  • O’Neill E. C., Saalbach G., Field R. A., O’Connor S. E. (2016) Gene Discovery for Synthetic Biology: Exploring the Novel Natural Product Biosynthetic Capacity of Eukaryotic Microalgae. Methods in Enzymology, Vol. 576 Burlington: Academic Press 99-120
  • Little R. H., Grenga L., Saalbach G., Howat A. M., Pfeilmeier S., Trampari E., Malone J. G. (2016) Adaptive remodeling of the bacterial proteome by specific ribosomal modification regulates Pseudomonas infection and niche colonisation PLoS Genetics 12 (2) e1005837
  • Andriotis V. M., Saalbach G., Waugh R., Field R. A., Smith A. M. (2016) The Maltase Involved in Starch Metabolism in Barley Endosperm Is Encoded by a Single Gene. PLoS ONE 11 e0151642
  • Campo V. L., Ivanova I. M., Carvalho I., Lopes C. D., Carneiro Z. A., Saalbach G., Schenkman S., da Silva J. S., Nepogodiev S. A., Field R. A. (2015) Click chemistry oligomerisation of azido-alkyne-functionalised galactose accesses triazole-linked linear oligomers and macrocycles that inhibit Trypanosoma cruzi macrophage invasion Tetrahedron 71 7344-7353
  • Walden M., Edwards J. M., Dziewulska A. M., Bergmann R., Saalbach G., Kan S. Y., Miller O. K., Weckener M., Jackson R. J., Shirran S. L., Botting C. H., Florence G. J., Rohde M., Banfield M. J., Schwarz-Linek U. (2015) An internal thioester in a pathogen surface protein mediates covalent host binding. eLife 4 e06638
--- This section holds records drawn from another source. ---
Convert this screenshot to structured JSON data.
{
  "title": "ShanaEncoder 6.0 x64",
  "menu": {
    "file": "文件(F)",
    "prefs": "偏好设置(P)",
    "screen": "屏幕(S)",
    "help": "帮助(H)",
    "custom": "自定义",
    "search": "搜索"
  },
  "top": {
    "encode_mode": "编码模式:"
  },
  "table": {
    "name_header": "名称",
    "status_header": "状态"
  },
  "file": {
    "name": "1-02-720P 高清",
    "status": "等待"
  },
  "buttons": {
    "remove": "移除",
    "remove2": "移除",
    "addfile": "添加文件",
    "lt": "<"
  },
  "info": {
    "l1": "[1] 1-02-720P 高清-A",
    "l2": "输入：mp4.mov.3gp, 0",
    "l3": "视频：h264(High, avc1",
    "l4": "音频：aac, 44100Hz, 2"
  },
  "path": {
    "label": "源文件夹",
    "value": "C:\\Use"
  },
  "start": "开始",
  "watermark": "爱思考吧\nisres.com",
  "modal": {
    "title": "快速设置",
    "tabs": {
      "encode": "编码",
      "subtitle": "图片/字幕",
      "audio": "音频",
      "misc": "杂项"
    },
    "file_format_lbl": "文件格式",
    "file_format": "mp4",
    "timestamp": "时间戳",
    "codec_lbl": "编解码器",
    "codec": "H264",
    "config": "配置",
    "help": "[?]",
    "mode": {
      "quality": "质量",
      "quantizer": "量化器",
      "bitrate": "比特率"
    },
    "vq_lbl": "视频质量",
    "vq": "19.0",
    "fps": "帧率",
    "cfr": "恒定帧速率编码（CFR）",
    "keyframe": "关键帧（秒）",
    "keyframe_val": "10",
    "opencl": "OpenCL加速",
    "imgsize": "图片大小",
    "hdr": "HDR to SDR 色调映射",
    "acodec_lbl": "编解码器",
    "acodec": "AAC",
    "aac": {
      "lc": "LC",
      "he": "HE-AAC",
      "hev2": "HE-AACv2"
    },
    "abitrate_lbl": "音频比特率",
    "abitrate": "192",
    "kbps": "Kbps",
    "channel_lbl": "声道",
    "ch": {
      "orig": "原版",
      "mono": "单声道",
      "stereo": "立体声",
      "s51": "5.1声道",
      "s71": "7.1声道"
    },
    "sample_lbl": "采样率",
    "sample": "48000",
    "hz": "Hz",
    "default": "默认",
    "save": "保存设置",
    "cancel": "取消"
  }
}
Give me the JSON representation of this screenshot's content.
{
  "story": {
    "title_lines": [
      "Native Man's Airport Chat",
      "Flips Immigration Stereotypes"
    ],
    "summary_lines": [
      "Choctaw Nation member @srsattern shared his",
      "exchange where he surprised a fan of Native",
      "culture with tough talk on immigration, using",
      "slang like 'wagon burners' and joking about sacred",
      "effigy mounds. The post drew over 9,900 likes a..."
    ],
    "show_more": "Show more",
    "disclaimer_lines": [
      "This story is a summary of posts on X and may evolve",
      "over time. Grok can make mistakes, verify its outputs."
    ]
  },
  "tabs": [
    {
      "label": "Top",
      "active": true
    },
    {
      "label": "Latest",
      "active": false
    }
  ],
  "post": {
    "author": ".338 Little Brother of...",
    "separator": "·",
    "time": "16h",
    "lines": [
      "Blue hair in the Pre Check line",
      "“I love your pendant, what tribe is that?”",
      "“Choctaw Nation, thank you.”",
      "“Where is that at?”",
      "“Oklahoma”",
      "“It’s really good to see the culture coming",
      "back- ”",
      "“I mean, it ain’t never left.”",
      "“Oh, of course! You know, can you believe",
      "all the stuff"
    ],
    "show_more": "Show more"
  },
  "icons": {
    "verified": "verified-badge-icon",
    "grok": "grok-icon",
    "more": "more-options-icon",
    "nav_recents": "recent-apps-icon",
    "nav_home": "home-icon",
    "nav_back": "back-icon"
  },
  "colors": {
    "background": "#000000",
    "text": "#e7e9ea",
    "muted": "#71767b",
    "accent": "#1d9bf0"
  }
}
  • Derbyshire P., Ménard D., Green P., Saalbach G., Buschmann H., Lloyd C. W., Pesquet E. (2015) Proteomic Analysis of Microtubule Interacting Proteins over the Course of Xylem Tracheary Element Formation in Arabidopsis. Plant Cell 27 2709-26
  • Jefferson M., Donaszi-Ivanov A., Pollen S., Dalmay T., Saalbach G., Powell P. P. (2014) Host Factors interacting with the Pestivirus N terminal protease, Npro are Components of the Ribonucleoprotein Complex., J Virology 88, 10340-10353
  • Rashid A. M., Saalbach G., Bornemann S. (2014) Discrimination of large maltooligosaccharides from isobaric dextran and pullulan using ion mobility mass spectrometryRapid Comm Mass Spectrometry 28, 191-199